So I’m in Wales, and it is absolutely sublime. The foothills of Snowdon are picture-perfect, the woods are straight out of Lord of the Rings, and I feel like an even older soul here in this oldest of lands.
But Wales has a problem (like much of England). Spiritually, this great land is dying if not dead.
We were searching for a church to attend this Sunday, and found a small Anglican church that was advertising the Holy Eucharist. Well, that’s better than nothing. Also, I’d never been to an Anglican church before and I genuinely looked forward to the service.
It was interesting. The priest was a Roman Catholic, and part of a movement to bring the Anglican Church closer to Rome (adding a complicated factor to an already failing ministry). I will also say this – the service was trilingual: English, Welsh, and (Welsh?) Sign Language. That priest was flawless.
The smallish church was a building about 150 years old, but it looked older. There were about 50 congregants.
We began with the Welsh translation of Nearer My God to Thee. Not a terrible choice, although certainly not my first. We generally followed the Kyrie for a few lines including kneeling for confession.
Then we had the baptism. It was a mixture of very informal and very formal – the child was around 6 years old and the priest joked around with her and with the congregation (not pedantically though) while going through the oil (Chrism) anointing ritual, the actual baptism, and the lighting of a candle which was given to the father and then to the godparents. He explained what baptism meant – a binding of the child to the Body of Christ and all the blessings that includes – except for partaking in the Body and Blood, apparently (of all the things that I could get mad about other churches, I take personal offense when baptized children are barred from the table; if you disagree with me on supralapsarianism, I’ll gladly discuss it over coffee; but when you declare unfit what Christ has washed and bound to himself, you are committing a great evil).
Then half the congregation went home. The baptized child’s family didn’t stay either – why would they? Despite having been cleansed of her sinful nature and bound to a new Federal Head in Christ, this new child of the Kingdom was not permitted to share in the life of Christ.
There was no sermon.
The sacrament of Holy Eucharist followed this. There was much waving of hands and blessing of the elements. We had to walk in stoic and uncomfortable silence to the kneelers at the front of the church where the priest handed us a tasteless wafer (Gorff y Chris) and we drank from a goblet (Goedd y Chris). It was very solemn – a wedding feast fit only for a funeral.
While we all plodged back to our seats, the priest had to eat and drink every last speck of the Body and Blood – being Angliroman, no morsel of our Lord’s Body could go wasted.
So that was an interesting experience.

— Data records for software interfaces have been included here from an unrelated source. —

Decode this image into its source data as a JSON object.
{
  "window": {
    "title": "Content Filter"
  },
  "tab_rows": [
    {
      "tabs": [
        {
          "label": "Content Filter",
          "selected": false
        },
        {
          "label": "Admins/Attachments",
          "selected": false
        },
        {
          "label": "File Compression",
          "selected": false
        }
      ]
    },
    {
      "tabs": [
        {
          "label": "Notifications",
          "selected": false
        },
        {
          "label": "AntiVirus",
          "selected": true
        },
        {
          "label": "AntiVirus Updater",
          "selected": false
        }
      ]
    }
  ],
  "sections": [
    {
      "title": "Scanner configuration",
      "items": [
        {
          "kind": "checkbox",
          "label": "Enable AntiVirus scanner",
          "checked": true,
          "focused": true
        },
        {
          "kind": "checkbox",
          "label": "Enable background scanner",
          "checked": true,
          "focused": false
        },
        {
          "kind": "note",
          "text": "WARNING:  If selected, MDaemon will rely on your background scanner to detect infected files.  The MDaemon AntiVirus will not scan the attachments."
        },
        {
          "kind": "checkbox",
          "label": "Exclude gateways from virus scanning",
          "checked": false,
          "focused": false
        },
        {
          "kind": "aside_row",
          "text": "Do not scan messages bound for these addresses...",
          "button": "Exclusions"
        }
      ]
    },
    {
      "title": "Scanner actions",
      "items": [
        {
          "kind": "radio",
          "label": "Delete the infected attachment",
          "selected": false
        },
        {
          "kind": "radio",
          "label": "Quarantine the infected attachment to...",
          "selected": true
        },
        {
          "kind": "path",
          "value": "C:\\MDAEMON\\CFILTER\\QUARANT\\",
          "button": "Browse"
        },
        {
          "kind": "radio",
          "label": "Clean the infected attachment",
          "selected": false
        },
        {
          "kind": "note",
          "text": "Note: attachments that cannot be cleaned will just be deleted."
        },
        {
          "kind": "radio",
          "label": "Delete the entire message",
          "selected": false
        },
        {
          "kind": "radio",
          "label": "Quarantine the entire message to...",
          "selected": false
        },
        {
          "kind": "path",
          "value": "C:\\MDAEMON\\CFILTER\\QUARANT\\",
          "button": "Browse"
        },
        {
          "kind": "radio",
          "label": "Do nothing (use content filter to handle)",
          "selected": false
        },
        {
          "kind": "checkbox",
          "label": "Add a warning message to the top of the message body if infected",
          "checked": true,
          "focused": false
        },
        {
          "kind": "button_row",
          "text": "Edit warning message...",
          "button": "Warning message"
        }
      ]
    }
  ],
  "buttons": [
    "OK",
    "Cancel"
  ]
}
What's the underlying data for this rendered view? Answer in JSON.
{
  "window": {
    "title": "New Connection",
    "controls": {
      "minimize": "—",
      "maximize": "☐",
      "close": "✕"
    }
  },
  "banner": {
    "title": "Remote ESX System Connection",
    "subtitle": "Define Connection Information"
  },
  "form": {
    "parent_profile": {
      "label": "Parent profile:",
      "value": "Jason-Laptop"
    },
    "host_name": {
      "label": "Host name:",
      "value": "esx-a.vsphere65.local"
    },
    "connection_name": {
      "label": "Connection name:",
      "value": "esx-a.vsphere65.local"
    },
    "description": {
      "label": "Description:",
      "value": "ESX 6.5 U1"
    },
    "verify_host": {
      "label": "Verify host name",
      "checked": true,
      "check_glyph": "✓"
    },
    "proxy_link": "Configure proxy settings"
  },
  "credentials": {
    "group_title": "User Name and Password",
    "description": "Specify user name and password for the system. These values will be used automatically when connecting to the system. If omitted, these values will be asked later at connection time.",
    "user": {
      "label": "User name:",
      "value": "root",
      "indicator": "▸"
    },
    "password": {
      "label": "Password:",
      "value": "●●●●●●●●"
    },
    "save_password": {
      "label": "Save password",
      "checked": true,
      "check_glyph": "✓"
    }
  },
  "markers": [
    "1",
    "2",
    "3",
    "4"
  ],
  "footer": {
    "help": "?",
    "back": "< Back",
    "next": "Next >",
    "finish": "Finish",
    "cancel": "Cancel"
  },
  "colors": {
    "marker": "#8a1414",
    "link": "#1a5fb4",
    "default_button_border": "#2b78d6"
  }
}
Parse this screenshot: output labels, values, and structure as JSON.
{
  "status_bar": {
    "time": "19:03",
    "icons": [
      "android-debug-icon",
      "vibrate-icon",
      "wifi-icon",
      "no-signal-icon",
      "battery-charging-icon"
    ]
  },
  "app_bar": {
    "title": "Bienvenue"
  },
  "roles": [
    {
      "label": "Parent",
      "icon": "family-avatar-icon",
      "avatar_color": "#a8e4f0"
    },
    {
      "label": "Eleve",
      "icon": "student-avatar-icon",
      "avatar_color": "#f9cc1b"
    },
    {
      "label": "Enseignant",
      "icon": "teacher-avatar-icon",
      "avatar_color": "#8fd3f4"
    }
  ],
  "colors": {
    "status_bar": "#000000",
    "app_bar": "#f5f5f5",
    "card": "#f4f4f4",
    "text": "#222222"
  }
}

I learned a great deal about Anglican worship.
I also gained insight into why this country is spiritually dying. I am convinced that there is a link between a church’s theology of children and its cultural relevance. While I will pray for this church (the priest was very friendly) and this country, I think we should be warned – America is not far off from this. Our churches are dying – literally. All the young people are leaving because the church doesn’t care about them. Food for thought (I might flesh this out later).